> _WORK REQUEST_
Although the records contain pictures, the copy should leave them out and match everything else exactly.

---- PROVIDED DATA

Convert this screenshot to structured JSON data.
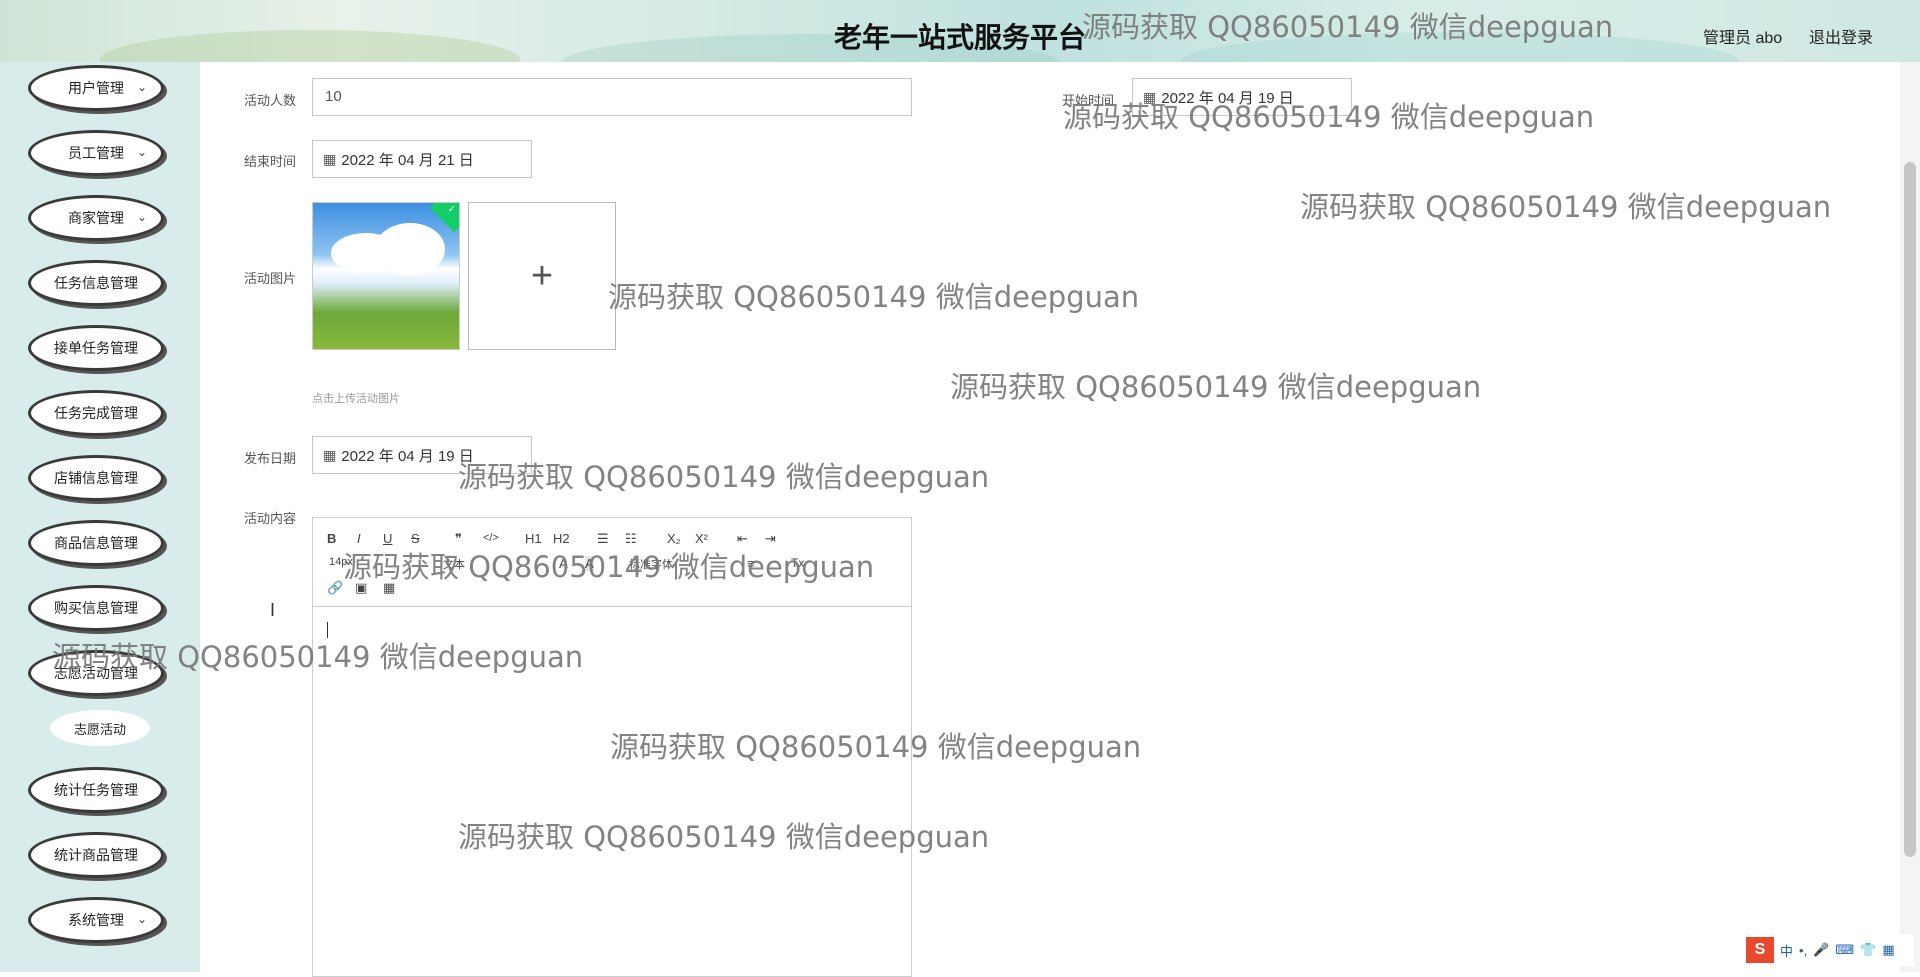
{
  "header": {
    "title": "老年一站式服务平台",
    "user_label": "管理员 abo",
    "logout_label": "退出登录"
  },
  "sidebar": {
    "items": [
      {
        "label": "用户管理",
        "has_chevron": true
      },
      {
        "label": "员工管理",
        "has_chevron": true
      },
      {
        "label": "商家管理",
        "has_chevron": true
      },
      {
        "label": "任务信息管理",
        "has_chevron": false
      },
      {
        "label": "接单任务管理",
        "has_chevron": false
      },
      {
        "label": "任务完成管理",
        "has_chevron": false
      },
      {
        "label": "店铺信息管理",
        "has_chevron": false
      },
      {
        "label": "商品信息管理",
        "has_chevron": false
      },
      {
        "label": "购买信息管理",
        "has_chevron": false
      },
      {
        "label": "志愿活动管理",
        "has_chevron": false
      },
      {
        "label": "统计任务管理",
        "has_chevron": false
      },
      {
        "label": "统计商品管理",
        "has_chevron": false
      },
      {
        "label": "系统管理",
        "has_chevron": true
      }
    ],
    "subitem": {
      "label": "志愿活动"
    },
    "chevron": "⌄"
  },
  "form": {
    "participants": {
      "label": "活动人数",
      "value": "10"
    },
    "start_time": {
      "label": "开始时间",
      "value": "2022 年 04 月 19 日"
    },
    "end_time": {
      "label": "结束时间",
      "value": "2022 年 04 月 21 日"
    },
    "image": {
      "label": "活动图片",
      "upload_symbol": "+",
      "hint": "点击上传活动图片"
    },
    "publish_date": {
      "label": "发布日期",
      "value": "2022 年 04 月 19 日"
    },
    "content": {
      "label": "活动内容"
    }
  },
  "editor_toolbar": {
    "row1": [
      "B",
      "I",
      "U",
      "S",
      "❞",
      "</>",
      "H1",
      "H2",
      "☰",
      "☷",
      "X₂",
      "X²",
      "⇤",
      "⇥"
    ],
    "row2": [
      "14px",
      "文本",
      "A",
      "A",
      "标准字体",
      "≡",
      "Tx"
    ],
    "row3": [
      "🔗",
      "▣",
      "▦"
    ]
  },
  "ime": {
    "logo": "S",
    "items": [
      "中",
      "•,",
      "🎤",
      "⌨",
      "👕",
      "▦"
    ]
  },
  "watermark": "源码获取 QQ86050149 微信deepguan",
  "colors": {
    "sidebar_bg": "#d9ecec",
    "success_badge": "#13ce66"
  }
}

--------

> _REPLY_
Convert this screenshot to structured JSON data.
{
  "header": {
    "title": "老年一站式服务平台",
    "user_label": "管理员 abo",
    "logout_label": "退出登录"
  },
  "sidebar": {
    "items": [
      {
        "label": "用户管理",
        "has_chevron": true
      },
      {
        "label": "员工管理",
        "has_chevron": true
      },
      {
        "label": "商家管理",
        "has_chevron": true
      },
      {
        "label": "任务信息管理",
        "has_chevron": false
      },
      {
        "label": "接单任务管理",
        "has_chevron": false
      },
      {
        "label": "任务完成管理",
        "has_chevron": false
      },
      {
        "label": "店铺信息管理",
        "has_chevron": false
      },
      {
        "label": "商品信息管理",
        "has_chevron": false
      },
      {
        "label": "购买信息管理",
        "has_chevron": false
      },
      {
        "label": "志愿活动管理",
        "has_chevron": false
      },
      {
        "label": "统计任务管理",
        "has_chevron": false
      },
      {
        "label": "统计商品管理",
        "has_chevron": false
      },
      {
        "label": "系统管理",
        "has_chevron": true
      }
    ],
    "subitem": {
      "label": "志愿活动"
    },
    "chevron": "⌄"
  },
  "form": {
    "participants": {
      "label": "活动人数",
      "value": "10"
    },
    "start_time": {
      "label": "开始时间",
      "value": "2022 年 04 月 19 日"
    },
    "end_time": {
      "label": "结束时间",
      "value": "2022 年 04 月 21 日"
    },
    "image": {
      "label": "活动图片",
      "upload_symbol": "+",
      "hint": "点击上传活动图片"
    },
    "publish_date": {
      "label": "发布日期",
      "value": "2022 年 04 月 19 日"
    },
    "content": {
      "label": "活动内容"
    }
  },
  "editor_toolbar": {
    "row1": [
      "B",
      "I",
      "U",
      "S",
      "❞",
      "</>",
      "H1",
      "H2",
      "☰",
      "☷",
      "X₂",
      "X²",
      "⇤",
      "⇥"
    ],
    "row2": [
      "14px",
      "文本",
      "A",
      "A",
      "标准字体",
      "≡",
      "Tx"
    ],
    "row3": [
      "🔗",
      "▣",
      "▦"
    ]
  },
  "ime": {
    "logo": "S",
    "items": [
      "中",
      "•,",
      "🎤",
      "⌨",
      "👕",
      "▦"
    ]
  },
  "watermark": "源码获取 QQ86050149 微信deepguan",
  "colors": {
    "sidebar_bg": "#d9ecec",
    "success_badge": "#13ce66"
  }
}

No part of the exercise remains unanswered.